In this book the author argues for the continuing validity of an 'East Asian' model of economic development that differs distinctly from the Washington Consensus. He argues that, while this model was undermined to some extent by the 1997-98 financial crisis, it remains robust and important in explaining economic events in East Asia. In doing so, he covers the accomplishments and failures of the East Asian development model and the reform agenda for a new East Asian paradigm for post-crisis
Yung Chul Park is Professor of Economics at Seoul National University and a member of National Economic Advisory Council. He was an ambassador for International Economy and Trade, Ministry of Foreign Affairs and Trade, 2001-2002 and Chairman of the board at the Korea Exchange Bank in Seoul, Korea,1999-2001. He previously served as the Chief Economic Adviser to President Doo Hwan Chun of Korea and as a member of the Central Bank of Korea's Monetary Board.

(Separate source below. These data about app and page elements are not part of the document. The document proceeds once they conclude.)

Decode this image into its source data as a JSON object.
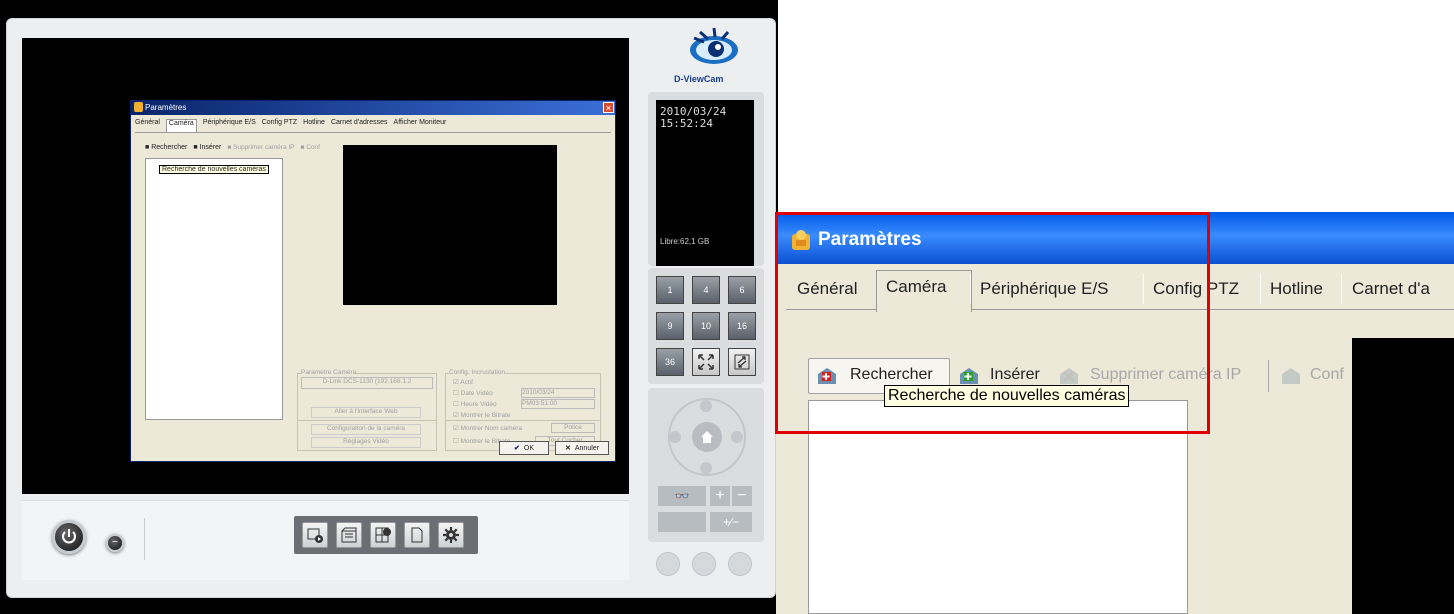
{
  "logo": {
    "brand": "D-ViewCam"
  },
  "info_screen": {
    "date": "2010/03/24",
    "time": "15:52:24",
    "free_space": "Libre:62,1 GB"
  },
  "layout_buttons": [
    "1",
    "4",
    "6",
    "9",
    "10",
    "16",
    "36"
  ],
  "small_dialog": {
    "title": "Paramètres",
    "tabs": [
      "Général",
      "Caméra",
      "Périphérique E/S",
      "Config PTZ",
      "Hotline",
      "Carnet d'adresses",
      "Afficher Moniteur"
    ],
    "toolbar": {
      "search": "Rechercher",
      "insert": "Insérer",
      "delete": "Supprimer caméra IP",
      "config": "Conf"
    },
    "tooltip": "Recherche de nouvelles caméras",
    "camera_params": {
      "group_title": "Paramètre Caméra",
      "device": "D-Link DCS-1130 (192.168.1.2",
      "btn_web": "Aller à l'interface Web",
      "btn_config": "Configuration de la caméra",
      "btn_video": "Réglages Vidéo"
    },
    "incrustation": {
      "group_title": "Config. Incrustation",
      "active": "Actif",
      "show_date": "Date Vidéo",
      "date_value": "2010/03/24",
      "show_time": "Heure Vidéo",
      "time_value": "PM03:51:00",
      "show_bitrate": "Montrer le Bitrate",
      "show_camname": "Montrer Nom caméra",
      "btn_font": "Police",
      "show_bitrate2": "Montrer le Bitrate",
      "btn_check_all": "Tout Cocher"
    },
    "ok": "OK",
    "cancel": "Annuler"
  },
  "zoom_dialog": {
    "title": "Paramètres",
    "tabs": [
      "Général",
      "Caméra",
      "Périphérique E/S",
      "Config PTZ",
      "Hotline",
      "Carnet d'a"
    ],
    "toolbar": {
      "search": "Rechercher",
      "insert": "Insérer",
      "delete": "Supprimer caméra IP",
      "config": "Conf"
    },
    "tooltip": "Recherche de nouvelles caméras"
  },
  "colors": {
    "highlight_box": "#e00000",
    "titlebar": "#0058e6",
    "dialog_bg": "#ece9d8"
  }
}
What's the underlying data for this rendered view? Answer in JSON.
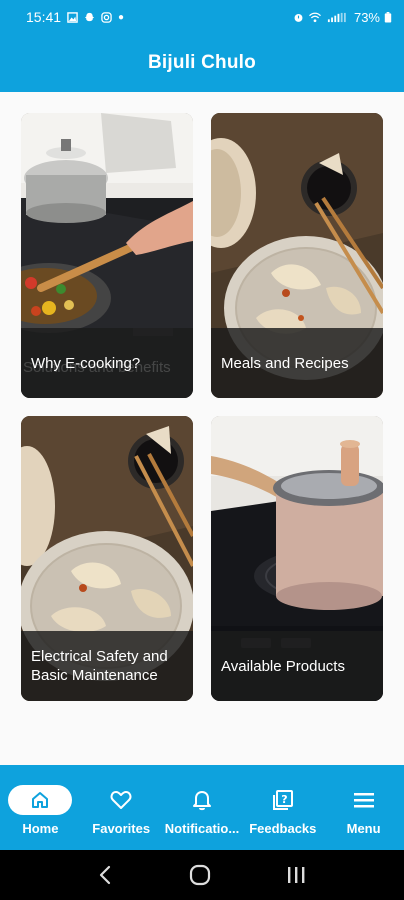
{
  "status_bar": {
    "time": "15:41",
    "battery": "73%"
  },
  "app_bar": {
    "title": "Bijuli Chulo"
  },
  "cards": [
    {
      "label": "Why E-cooking?",
      "ghost": "Solutions and benefits"
    },
    {
      "label": "Meals and Recipes"
    },
    {
      "label": "Electrical Safety and Basic Maintenance"
    },
    {
      "label": "Available Products"
    }
  ],
  "bottom_nav": {
    "items": [
      {
        "label": "Home",
        "icon": "home-icon",
        "active": true
      },
      {
        "label": "Favorites",
        "icon": "heart-icon",
        "active": false
      },
      {
        "label": "Notificatio...",
        "icon": "bell-icon",
        "active": false
      },
      {
        "label": "Feedbacks",
        "icon": "feedback-icon",
        "active": false
      },
      {
        "label": "Menu",
        "icon": "menu-icon",
        "active": false
      }
    ]
  },
  "colors": {
    "primary": "#0ea2dd",
    "background": "#fafafa",
    "label_overlay": "#1c1c1c"
  }
}
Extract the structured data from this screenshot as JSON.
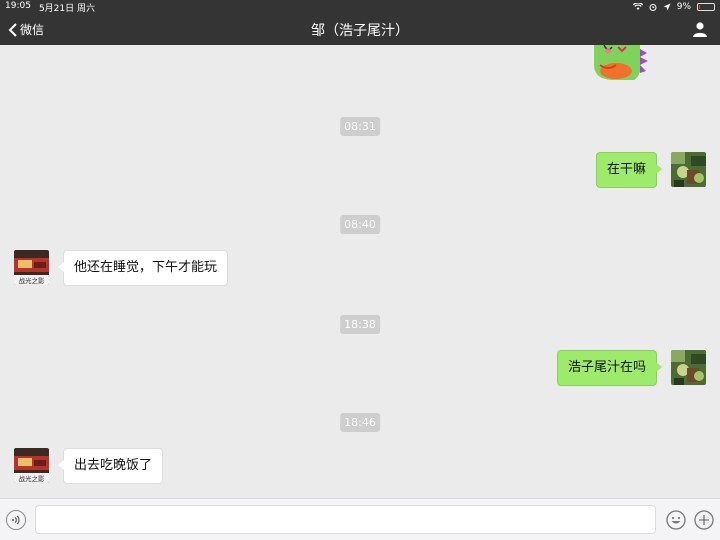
{
  "status": {
    "time": "19:05",
    "date": "5月21日 周六",
    "battery": "9%",
    "battery_level": 0.09
  },
  "nav": {
    "back_label": "微信",
    "title": "邹（浩子尾汁）"
  },
  "messages": [
    {
      "type": "timestamp",
      "text": "08:31"
    },
    {
      "type": "outgoing",
      "text": "在干嘛"
    },
    {
      "type": "timestamp",
      "text": "08:40"
    },
    {
      "type": "incoming",
      "text": "他还在睡觉，下午才能玩",
      "avatar_caption": "战光之影"
    },
    {
      "type": "timestamp",
      "text": "18:38"
    },
    {
      "type": "outgoing",
      "text": "浩子尾汁在吗"
    },
    {
      "type": "timestamp",
      "text": "18:46"
    },
    {
      "type": "incoming",
      "text": "出去吃晚饭了",
      "avatar_caption": "战光之影"
    }
  ],
  "input": {
    "placeholder": ""
  },
  "colors": {
    "bar": "#343434",
    "chat_bg": "#ebebeb",
    "outgoing_bubble": "#9eea6a",
    "incoming_bubble": "#ffffff",
    "timestamp_bg": "#cecece",
    "battery": "#e64340"
  },
  "icons": {
    "back": "chevron-left-icon",
    "profile": "person-icon",
    "voice": "voice-icon",
    "emoji": "smiley-icon",
    "more": "plus-icon"
  }
}
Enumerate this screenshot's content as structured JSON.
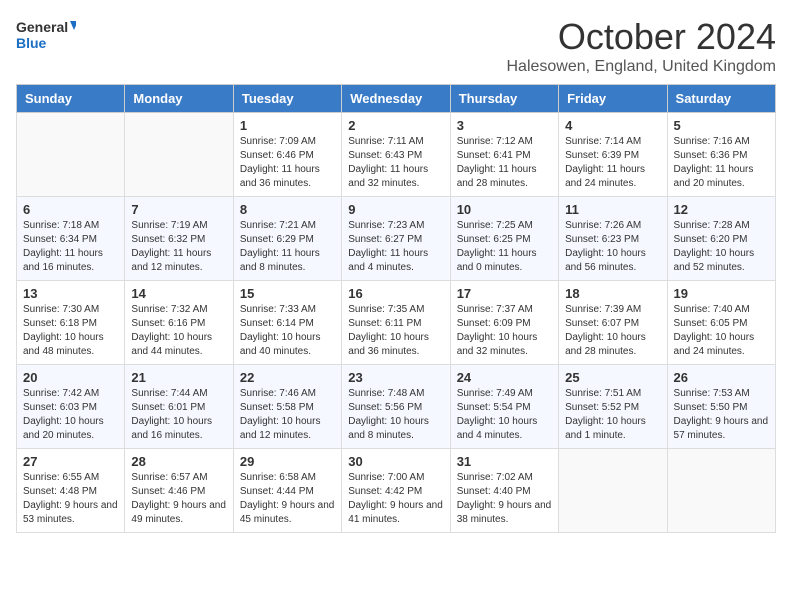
{
  "logo": {
    "general": "General",
    "blue": "Blue"
  },
  "title": "October 2024",
  "subtitle": "Halesowen, England, United Kingdom",
  "days_of_week": [
    "Sunday",
    "Monday",
    "Tuesday",
    "Wednesday",
    "Thursday",
    "Friday",
    "Saturday"
  ],
  "weeks": [
    [
      {
        "day": "",
        "info": ""
      },
      {
        "day": "",
        "info": ""
      },
      {
        "day": "1",
        "info": "Sunrise: 7:09 AM\nSunset: 6:46 PM\nDaylight: 11 hours and 36 minutes."
      },
      {
        "day": "2",
        "info": "Sunrise: 7:11 AM\nSunset: 6:43 PM\nDaylight: 11 hours and 32 minutes."
      },
      {
        "day": "3",
        "info": "Sunrise: 7:12 AM\nSunset: 6:41 PM\nDaylight: 11 hours and 28 minutes."
      },
      {
        "day": "4",
        "info": "Sunrise: 7:14 AM\nSunset: 6:39 PM\nDaylight: 11 hours and 24 minutes."
      },
      {
        "day": "5",
        "info": "Sunrise: 7:16 AM\nSunset: 6:36 PM\nDaylight: 11 hours and 20 minutes."
      }
    ],
    [
      {
        "day": "6",
        "info": "Sunrise: 7:18 AM\nSunset: 6:34 PM\nDaylight: 11 hours and 16 minutes."
      },
      {
        "day": "7",
        "info": "Sunrise: 7:19 AM\nSunset: 6:32 PM\nDaylight: 11 hours and 12 minutes."
      },
      {
        "day": "8",
        "info": "Sunrise: 7:21 AM\nSunset: 6:29 PM\nDaylight: 11 hours and 8 minutes."
      },
      {
        "day": "9",
        "info": "Sunrise: 7:23 AM\nSunset: 6:27 PM\nDaylight: 11 hours and 4 minutes."
      },
      {
        "day": "10",
        "info": "Sunrise: 7:25 AM\nSunset: 6:25 PM\nDaylight: 11 hours and 0 minutes."
      },
      {
        "day": "11",
        "info": "Sunrise: 7:26 AM\nSunset: 6:23 PM\nDaylight: 10 hours and 56 minutes."
      },
      {
        "day": "12",
        "info": "Sunrise: 7:28 AM\nSunset: 6:20 PM\nDaylight: 10 hours and 52 minutes."
      }
    ],
    [
      {
        "day": "13",
        "info": "Sunrise: 7:30 AM\nSunset: 6:18 PM\nDaylight: 10 hours and 48 minutes."
      },
      {
        "day": "14",
        "info": "Sunrise: 7:32 AM\nSunset: 6:16 PM\nDaylight: 10 hours and 44 minutes."
      },
      {
        "day": "15",
        "info": "Sunrise: 7:33 AM\nSunset: 6:14 PM\nDaylight: 10 hours and 40 minutes."
      },
      {
        "day": "16",
        "info": "Sunrise: 7:35 AM\nSunset: 6:11 PM\nDaylight: 10 hours and 36 minutes."
      },
      {
        "day": "17",
        "info": "Sunrise: 7:37 AM\nSunset: 6:09 PM\nDaylight: 10 hours and 32 minutes."
      },
      {
        "day": "18",
        "info": "Sunrise: 7:39 AM\nSunset: 6:07 PM\nDaylight: 10 hours and 28 minutes."
      },
      {
        "day": "19",
        "info": "Sunrise: 7:40 AM\nSunset: 6:05 PM\nDaylight: 10 hours and 24 minutes."
      }
    ],
    [
      {
        "day": "20",
        "info": "Sunrise: 7:42 AM\nSunset: 6:03 PM\nDaylight: 10 hours and 20 minutes."
      },
      {
        "day": "21",
        "info": "Sunrise: 7:44 AM\nSunset: 6:01 PM\nDaylight: 10 hours and 16 minutes."
      },
      {
        "day": "22",
        "info": "Sunrise: 7:46 AM\nSunset: 5:58 PM\nDaylight: 10 hours and 12 minutes."
      },
      {
        "day": "23",
        "info": "Sunrise: 7:48 AM\nSunset: 5:56 PM\nDaylight: 10 hours and 8 minutes."
      },
      {
        "day": "24",
        "info": "Sunrise: 7:49 AM\nSunset: 5:54 PM\nDaylight: 10 hours and 4 minutes."
      },
      {
        "day": "25",
        "info": "Sunrise: 7:51 AM\nSunset: 5:52 PM\nDaylight: 10 hours and 1 minute."
      },
      {
        "day": "26",
        "info": "Sunrise: 7:53 AM\nSunset: 5:50 PM\nDaylight: 9 hours and 57 minutes."
      }
    ],
    [
      {
        "day": "27",
        "info": "Sunrise: 6:55 AM\nSunset: 4:48 PM\nDaylight: 9 hours and 53 minutes."
      },
      {
        "day": "28",
        "info": "Sunrise: 6:57 AM\nSunset: 4:46 PM\nDaylight: 9 hours and 49 minutes."
      },
      {
        "day": "29",
        "info": "Sunrise: 6:58 AM\nSunset: 4:44 PM\nDaylight: 9 hours and 45 minutes."
      },
      {
        "day": "30",
        "info": "Sunrise: 7:00 AM\nSunset: 4:42 PM\nDaylight: 9 hours and 41 minutes."
      },
      {
        "day": "31",
        "info": "Sunrise: 7:02 AM\nSunset: 4:40 PM\nDaylight: 9 hours and 38 minutes."
      },
      {
        "day": "",
        "info": ""
      },
      {
        "day": "",
        "info": ""
      }
    ]
  ]
}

He has
also held positions at Harvard University, Boston University and the International Monetary Fund.